▶ _INSTRUCTIONS FOR THE TASK_
From the entries below, gather every line containing the string "icon".

START EXTRACTED ENTRIES

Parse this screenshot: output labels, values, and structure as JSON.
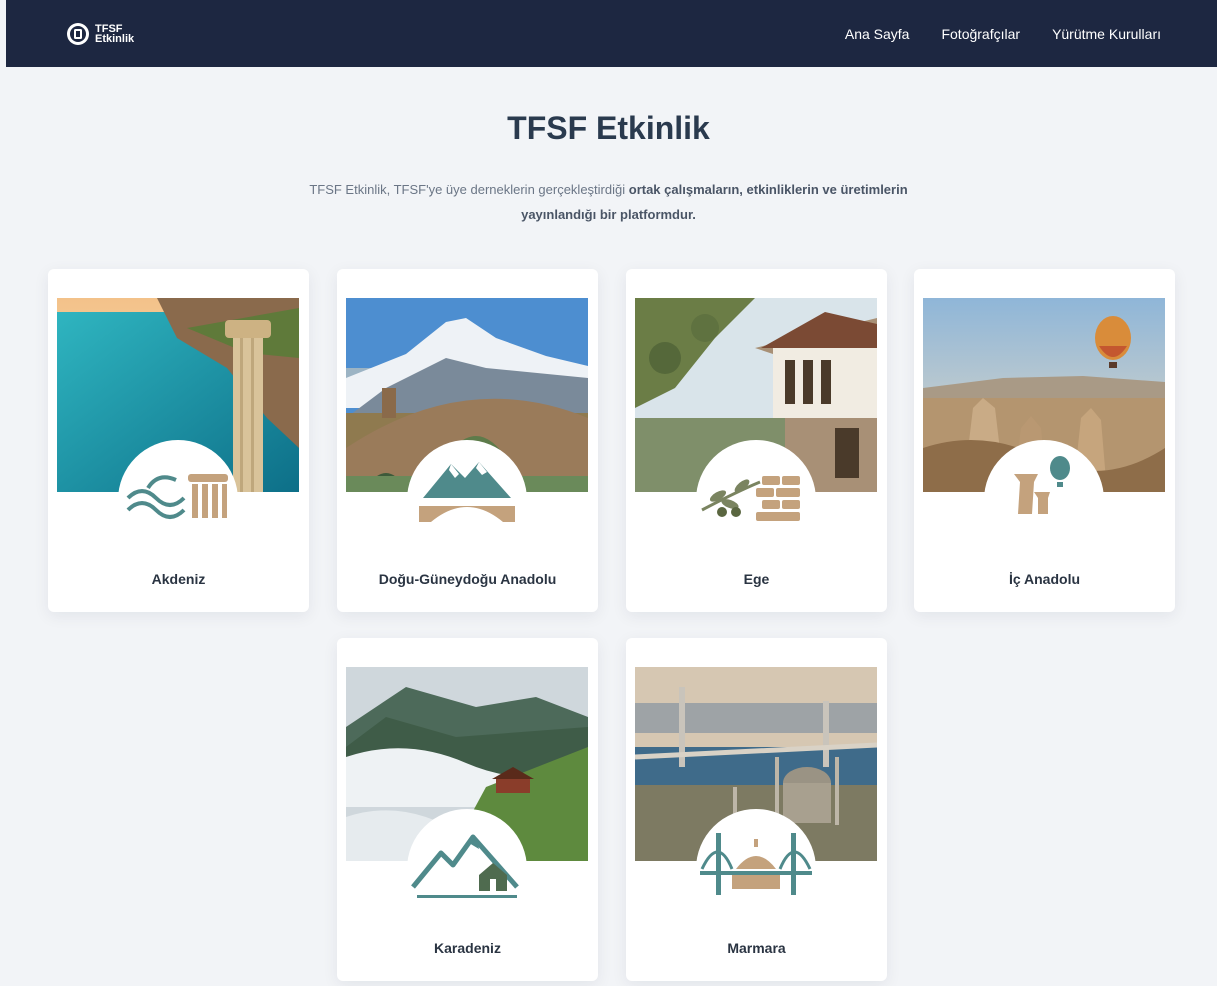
{
  "header": {
    "brand_line1": "TFSF",
    "brand_line2": "Etkinlik",
    "nav": [
      {
        "label": "Ana Sayfa"
      },
      {
        "label": "Fotoğrafçılar"
      },
      {
        "label": "Yürütme Kurulları"
      }
    ]
  },
  "main": {
    "title": "TFSF Etkinlik",
    "intro_start": "TFSF Etkinlik, TFSF'ye üye derneklerin gerçekleştirdiği",
    "intro_bold": "ortak çalışmaların, etkinliklerin ve üretimlerin yayınlandığı bir platformdur."
  },
  "regions": [
    {
      "name": "Akdeniz",
      "emblem": "waves-column-icon"
    },
    {
      "name": "Doğu-Güneydoğu Anadolu",
      "emblem": "mountain-bridge-icon"
    },
    {
      "name": "Ege",
      "emblem": "olive-stone-wall-icon"
    },
    {
      "name": "İç Anadolu",
      "emblem": "fairy-chimney-balloon-icon"
    },
    {
      "name": "Karadeniz",
      "emblem": "mountain-house-icon"
    },
    {
      "name": "Marmara",
      "emblem": "bridge-mosque-icon"
    }
  ],
  "colors": {
    "navbar": "#1d2741",
    "page_background": "#f2f4f7",
    "teal_accent": "#4f8a8b",
    "sand_accent": "#c4a27d",
    "olive_accent": "#7a8460"
  }
}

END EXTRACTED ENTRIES

▶ _RESPONSE TO THE TASK_
      "emblem": "waves-column-icon"
      "emblem": "mountain-bridge-icon"
      "emblem": "olive-stone-wall-icon"
      "emblem": "fairy-chimney-balloon-icon"
      "emblem": "mountain-house-icon"
      "emblem": "bridge-mosque-icon"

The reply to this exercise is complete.